Still, adventurous bakers who can’t make it to Baked for a slice should give it a try. Your guests will be moaning with delight. Guaranteed. And for all your trouble, the cake can be done up into cupcakes, and it also freezes incredibly well. Cut leftover cake into slices, wrap individually with wax or parchment paper, and then with plastic or foil. It’s particularly satisfying to be able to pull out a slice when one of those massive chocolate attacks strikes.
I also had leftover caramel and frosting. The salted caramel makes a great topping for ice cream. Any remaining frosting was popped into a freezer bag and pulled out a few days later for a different batch of chocolate cupcakes. Some toasted coconut was stirred in for a dreamy frosting with the chocolate/caramel/coconut taste of a candy bar.
There’s nothing like the end of the world to get the hunger juices going. The DC food crew marked the date with a rich and spicy pot luck dinner al fresco—with plenty of chilled white and rosé wine for solace. Of course, what with it being opening day for the apocalypse, we didn’t get a lot of photos. But we had a sinfully delicous dinner:
Rhubarb Pork Loin
Amelia’s Mac and Cheese
Boiled Shrimp Coated with Penzey’s Bangkok Blend
Spinach, Goat Cheese, Slivered Almonds and Roasted Beet Salad with Walnut Dressing
Angel and Devil Chocolate Ganache Tarts
Farmers’ Market Strawberries
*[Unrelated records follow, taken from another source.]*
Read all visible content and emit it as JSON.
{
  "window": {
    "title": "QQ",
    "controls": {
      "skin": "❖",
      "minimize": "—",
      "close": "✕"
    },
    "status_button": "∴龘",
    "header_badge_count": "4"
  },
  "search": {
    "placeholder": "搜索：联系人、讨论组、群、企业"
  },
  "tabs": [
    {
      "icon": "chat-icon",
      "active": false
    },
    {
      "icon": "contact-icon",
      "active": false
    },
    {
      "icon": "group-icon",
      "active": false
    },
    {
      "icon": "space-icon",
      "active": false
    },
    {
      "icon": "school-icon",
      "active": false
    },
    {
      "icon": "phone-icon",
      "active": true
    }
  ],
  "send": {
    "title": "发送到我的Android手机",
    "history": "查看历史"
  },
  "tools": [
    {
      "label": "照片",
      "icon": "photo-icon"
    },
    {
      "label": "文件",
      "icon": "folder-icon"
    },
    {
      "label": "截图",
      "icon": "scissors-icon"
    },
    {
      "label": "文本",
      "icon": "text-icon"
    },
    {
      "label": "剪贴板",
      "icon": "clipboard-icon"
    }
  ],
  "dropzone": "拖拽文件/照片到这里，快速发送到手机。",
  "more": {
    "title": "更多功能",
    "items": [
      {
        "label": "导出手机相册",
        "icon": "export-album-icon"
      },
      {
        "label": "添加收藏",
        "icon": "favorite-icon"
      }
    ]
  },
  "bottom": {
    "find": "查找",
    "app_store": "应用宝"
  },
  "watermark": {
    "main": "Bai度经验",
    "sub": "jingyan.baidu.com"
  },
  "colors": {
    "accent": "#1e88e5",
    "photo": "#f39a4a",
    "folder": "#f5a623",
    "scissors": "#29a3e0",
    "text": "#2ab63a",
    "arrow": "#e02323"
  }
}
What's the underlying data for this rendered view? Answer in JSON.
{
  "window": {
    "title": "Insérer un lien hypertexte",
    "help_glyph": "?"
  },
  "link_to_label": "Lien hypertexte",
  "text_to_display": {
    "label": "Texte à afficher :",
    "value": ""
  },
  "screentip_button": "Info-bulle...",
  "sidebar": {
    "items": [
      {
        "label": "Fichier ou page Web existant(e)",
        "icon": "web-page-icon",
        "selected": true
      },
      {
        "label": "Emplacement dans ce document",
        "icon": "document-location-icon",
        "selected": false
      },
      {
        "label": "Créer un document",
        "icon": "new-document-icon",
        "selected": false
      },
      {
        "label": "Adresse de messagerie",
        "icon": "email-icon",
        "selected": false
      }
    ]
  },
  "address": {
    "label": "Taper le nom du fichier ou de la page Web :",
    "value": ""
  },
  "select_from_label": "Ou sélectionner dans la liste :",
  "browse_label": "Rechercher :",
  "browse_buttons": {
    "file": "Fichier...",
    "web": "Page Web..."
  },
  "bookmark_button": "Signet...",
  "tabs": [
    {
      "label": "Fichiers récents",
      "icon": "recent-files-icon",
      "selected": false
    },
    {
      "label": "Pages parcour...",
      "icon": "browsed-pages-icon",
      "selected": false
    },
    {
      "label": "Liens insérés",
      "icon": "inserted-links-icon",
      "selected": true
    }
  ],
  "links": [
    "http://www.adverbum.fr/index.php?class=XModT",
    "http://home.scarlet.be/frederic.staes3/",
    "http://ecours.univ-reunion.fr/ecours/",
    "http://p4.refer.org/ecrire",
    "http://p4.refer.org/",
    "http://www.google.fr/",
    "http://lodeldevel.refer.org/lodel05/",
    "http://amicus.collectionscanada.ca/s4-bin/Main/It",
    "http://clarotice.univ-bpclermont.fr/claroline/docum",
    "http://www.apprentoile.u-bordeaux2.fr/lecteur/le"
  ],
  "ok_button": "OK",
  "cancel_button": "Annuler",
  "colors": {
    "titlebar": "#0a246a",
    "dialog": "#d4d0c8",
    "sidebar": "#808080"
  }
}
The request was simple: supply a chocolate ganache tart for the birthday girl. Of course, with a little too much time and butter on my hands, the single tart became three as Saturday stretched into a test-kitchen moment for crusts and fillings. Along the way, I made several important discoveries—including a butter-laden, moist (near-oozy) dough that, defying logic and physics, bakes into an airy, soft-crispy shell.
First, the chocolate ganache tart. I used my standard pastry dough (with almond flour substituted for some of the all-purpose flour) and blind baked it. Ganache was a snap, so this was done in no time. (Chilling the dough was really the only time consuming part of this process, and the ganache hardens quickly.)
I was only getting warmed up. Leafing through Dorie Greenspan’s Paris Sweets cookbook, I honed in on her pâte sucrée dough because it called for 2½ sticks of butter (!) and powdered sugar. In the explanation, she says this is the standard recipe for Paris pastry chef apprentices—and I know why. The end result is divine. Though with so much butter, it is nearly loose enough to pour when it is first made and has to be chilled for hours before it reaches a consistency that allows for rolling. The good news is that it makes enough for three 9-inch tarts, so I have two dough disks in the freezer for future tart adventures.
Now, fully inspired and, as usual, lúcuma obsessed, I attempted to recreate lúcuma cream (which usually fills sponge cakes in Chile and Peru). If it’s good in a cake, it HAS to be better in a tart, right? As there were no lúcuma cream recipes to be found, I used a Gourmet recipe for coconut pastry cream as a starting point and pulled together an intensely lúcuma-flavored custard that set nicely. Into Dorie’s lovely pastry shell that went.
Of course, then I had extra ganache and lúcuma filling on my hands… screaming for a chocolate pastry shell. Martha Stewart has a simple recipe—essentially a basic tart dough with the addition of two tablespoons of cocoa. However, whoever typed it up for her web site forgot half of the instructions. (Am thinking Martha would say, “This is a bad thing.”) I guessed and blind baked it as I usually do: 375 degrees for about 25 minutes, pulling the weights out at 20 minutes so the crust browns. One chilled, I spread in the leftover ganache and covered it with a thin layer of lúcuma custard.
At that point, my tart run was over; I ran out of pans and refrigerator space. But I am already imagining combinations for the remaining dough in my freezer.